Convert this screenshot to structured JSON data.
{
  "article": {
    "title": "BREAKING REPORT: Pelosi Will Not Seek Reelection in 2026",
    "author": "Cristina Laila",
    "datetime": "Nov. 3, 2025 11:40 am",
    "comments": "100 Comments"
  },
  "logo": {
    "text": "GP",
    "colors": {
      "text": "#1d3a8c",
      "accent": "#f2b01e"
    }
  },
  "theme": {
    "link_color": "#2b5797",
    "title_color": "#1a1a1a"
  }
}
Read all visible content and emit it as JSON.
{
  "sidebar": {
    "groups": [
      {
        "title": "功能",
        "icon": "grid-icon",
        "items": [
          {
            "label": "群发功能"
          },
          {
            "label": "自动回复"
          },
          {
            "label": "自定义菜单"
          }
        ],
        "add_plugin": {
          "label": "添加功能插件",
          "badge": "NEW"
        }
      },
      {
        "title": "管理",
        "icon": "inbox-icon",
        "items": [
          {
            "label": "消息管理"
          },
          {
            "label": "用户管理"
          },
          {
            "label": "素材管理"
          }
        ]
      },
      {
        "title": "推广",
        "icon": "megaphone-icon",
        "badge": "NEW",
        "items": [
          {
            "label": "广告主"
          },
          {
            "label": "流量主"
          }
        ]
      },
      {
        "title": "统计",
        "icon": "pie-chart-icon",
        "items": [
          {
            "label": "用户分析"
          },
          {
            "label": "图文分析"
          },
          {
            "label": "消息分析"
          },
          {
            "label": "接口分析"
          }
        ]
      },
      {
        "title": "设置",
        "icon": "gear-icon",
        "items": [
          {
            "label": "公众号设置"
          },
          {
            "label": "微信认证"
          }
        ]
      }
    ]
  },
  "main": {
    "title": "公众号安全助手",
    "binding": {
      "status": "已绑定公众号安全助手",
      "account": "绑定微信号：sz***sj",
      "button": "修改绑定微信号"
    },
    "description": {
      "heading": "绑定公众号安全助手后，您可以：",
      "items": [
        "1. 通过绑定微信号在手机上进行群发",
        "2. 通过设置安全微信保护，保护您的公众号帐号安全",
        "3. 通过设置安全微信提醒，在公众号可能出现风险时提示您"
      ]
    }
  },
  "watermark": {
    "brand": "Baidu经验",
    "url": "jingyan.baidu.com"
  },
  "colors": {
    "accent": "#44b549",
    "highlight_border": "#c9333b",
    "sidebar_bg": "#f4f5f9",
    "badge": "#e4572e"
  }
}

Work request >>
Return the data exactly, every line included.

Task answer >>
Convert this screenshot to structured JSON data.
{
  "article": {
    "title": "BREAKING REPORT: Pelosi Will Not Seek Reelection in 2026",
    "author": "Cristina Laila",
    "datetime": "Nov. 3, 2025 11:40 am",
    "comments": "100 Comments"
  },
  "logo": {
    "text": "GP",
    "colors": {
      "text": "#1d3a8c",
      "accent": "#f2b01e"
    }
  },
  "theme": {
    "link_color": "#2b5797",
    "title_color": "#1a1a1a"
  }
}
Read all visible content and emit it as JSON.
{
  "sidebar": {
    "groups": [
      {
        "title": "功能",
        "icon": "grid-icon",
        "items": [
          {
            "label": "群发功能"
          },
          {
            "label": "自动回复"
          },
          {
            "label": "自定义菜单"
          }
        ],
        "add_plugin": {
          "label": "添加功能插件",
          "badge": "NEW"
        }
      },
      {
        "title": "管理",
        "icon": "inbox-icon",
        "items": [
          {
            "label": "消息管理"
          },
          {
            "label": "用户管理"
          },
          {
            "label": "素材管理"
          }
        ]
      },
      {
        "title": "推广",
        "icon": "megaphone-icon",
        "badge": "NEW",
        "items": [
          {
            "label": "广告主"
          },
          {
            "label": "流量主"
          }
        ]
      },
      {
        "title": "统计",
        "icon": "pie-chart-icon",
        "items": [
          {
            "label": "用户分析"
          },
          {
            "label": "图文分析"
          },
          {
            "label": "消息分析"
          },
          {
            "label": "接口分析"
          }
        ]
      },
      {
        "title": "设置",
        "icon": "gear-icon",
        "items": [
          {
            "label": "公众号设置"
          },
          {
            "label": "微信认证"
          }
        ]
      }
    ]
  },
  "main": {
    "title": "公众号安全助手",
    "binding": {
      "status": "已绑定公众号安全助手",
      "account": "绑定微信号：sz***sj",
      "button": "修改绑定微信号"
    },
    "description": {
      "heading": "绑定公众号安全助手后，您可以：",
      "items": [
        "1. 通过绑定微信号在手机上进行群发",
        "2. 通过设置安全微信保护，保护您的公众号帐号安全",
        "3. 通过设置安全微信提醒，在公众号可能出现风险时提示您"
      ]
    }
  },
  "watermark": {
    "brand": "Baidu经验",
    "url": "jingyan.baidu.com"
  },
  "colors": {
    "accent": "#44b549",
    "highlight_border": "#c9333b",
    "sidebar_bg": "#f4f5f9",
    "badge": "#e4572e"
  }
}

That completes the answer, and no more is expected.